§ **What to do**
Copy the records exactly. Include every line.

[Provided data]

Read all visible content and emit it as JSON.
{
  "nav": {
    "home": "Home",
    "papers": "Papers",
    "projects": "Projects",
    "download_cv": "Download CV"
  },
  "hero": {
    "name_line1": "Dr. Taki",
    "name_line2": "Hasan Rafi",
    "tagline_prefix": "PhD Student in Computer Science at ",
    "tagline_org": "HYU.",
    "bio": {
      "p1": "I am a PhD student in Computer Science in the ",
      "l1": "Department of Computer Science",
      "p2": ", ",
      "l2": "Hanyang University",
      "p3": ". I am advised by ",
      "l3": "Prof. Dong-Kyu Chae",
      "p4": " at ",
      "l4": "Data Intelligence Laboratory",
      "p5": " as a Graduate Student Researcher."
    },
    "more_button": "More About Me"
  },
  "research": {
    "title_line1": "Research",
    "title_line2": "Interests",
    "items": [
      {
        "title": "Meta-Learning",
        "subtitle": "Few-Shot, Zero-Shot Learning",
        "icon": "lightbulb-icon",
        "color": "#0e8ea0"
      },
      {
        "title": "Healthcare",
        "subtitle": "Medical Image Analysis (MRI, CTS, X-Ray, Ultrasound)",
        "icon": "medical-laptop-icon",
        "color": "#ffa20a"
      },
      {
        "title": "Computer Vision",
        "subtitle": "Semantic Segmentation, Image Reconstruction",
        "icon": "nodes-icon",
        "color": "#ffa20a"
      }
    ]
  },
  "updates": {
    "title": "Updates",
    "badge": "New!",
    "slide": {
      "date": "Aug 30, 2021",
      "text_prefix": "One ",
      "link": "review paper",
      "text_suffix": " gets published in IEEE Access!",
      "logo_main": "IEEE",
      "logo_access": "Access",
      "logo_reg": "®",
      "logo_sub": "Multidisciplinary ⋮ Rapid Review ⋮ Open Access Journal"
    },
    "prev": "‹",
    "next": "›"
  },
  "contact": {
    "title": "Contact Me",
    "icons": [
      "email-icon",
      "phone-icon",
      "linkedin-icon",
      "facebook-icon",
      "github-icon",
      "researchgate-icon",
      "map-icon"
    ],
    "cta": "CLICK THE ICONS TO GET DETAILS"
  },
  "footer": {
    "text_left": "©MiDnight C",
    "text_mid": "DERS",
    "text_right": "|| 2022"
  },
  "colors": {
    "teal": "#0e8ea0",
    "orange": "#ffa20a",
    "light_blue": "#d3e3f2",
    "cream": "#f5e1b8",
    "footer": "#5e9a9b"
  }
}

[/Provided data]

§ **Reply**
Read all visible content and emit it as JSON.
{
  "nav": {
    "home": "Home",
    "papers": "Papers",
    "projects": "Projects",
    "download_cv": "Download CV"
  },
  "hero": {
    "name_line1": "Dr. Taki",
    "name_line2": "Hasan Rafi",
    "tagline_prefix": "PhD Student in Computer Science at ",
    "tagline_org": "HYU.",
    "bio": {
      "p1": "I am a PhD student in Computer Science in the ",
      "l1": "Department of Computer Science",
      "p2": ", ",
      "l2": "Hanyang University",
      "p3": ". I am advised by ",
      "l3": "Prof. Dong-Kyu Chae",
      "p4": " at ",
      "l4": "Data Intelligence Laboratory",
      "p5": " as a Graduate Student Researcher."
    },
    "more_button": "More About Me"
  },
  "research": {
    "title_line1": "Research",
    "title_line2": "Interests",
    "items": [
      {
        "title": "Meta-Learning",
        "subtitle": "Few-Shot, Zero-Shot Learning",
        "icon": "lightbulb-icon",
        "color": "#0e8ea0"
      },
      {
        "title": "Healthcare",
        "subtitle": "Medical Image Analysis (MRI, CTS, X-Ray, Ultrasound)",
        "icon": "medical-laptop-icon",
        "color": "#ffa20a"
      },
      {
        "title": "Computer Vision",
        "subtitle": "Semantic Segmentation, Image Reconstruction",
        "icon": "nodes-icon",
        "color": "#ffa20a"
      }
    ]
  },
  "updates": {
    "title": "Updates",
    "badge": "New!",
    "slide": {
      "date": "Aug 30, 2021",
      "text_prefix": "One ",
      "link": "review paper",
      "text_suffix": " gets published in IEEE Access!",
      "logo_main": "IEEE",
      "logo_access": "Access",
      "logo_reg": "®",
      "logo_sub": "Multidisciplinary ⋮ Rapid Review ⋮ Open Access Journal"
    },
    "prev": "‹",
    "next": "›"
  },
  "contact": {
    "title": "Contact Me",
    "icons": [
      "email-icon",
      "phone-icon",
      "linkedin-icon",
      "facebook-icon",
      "github-icon",
      "researchgate-icon",
      "map-icon"
    ],
    "cta": "CLICK THE ICONS TO GET DETAILS"
  },
  "footer": {
    "text_left": "©MiDnight C",
    "text_mid": "DERS",
    "text_right": "|| 2022"
  },
  "colors": {
    "teal": "#0e8ea0",
    "orange": "#ffa20a",
    "light_blue": "#d3e3f2",
    "cream": "#f5e1b8",
    "footer": "#5e9a9b"
  }
}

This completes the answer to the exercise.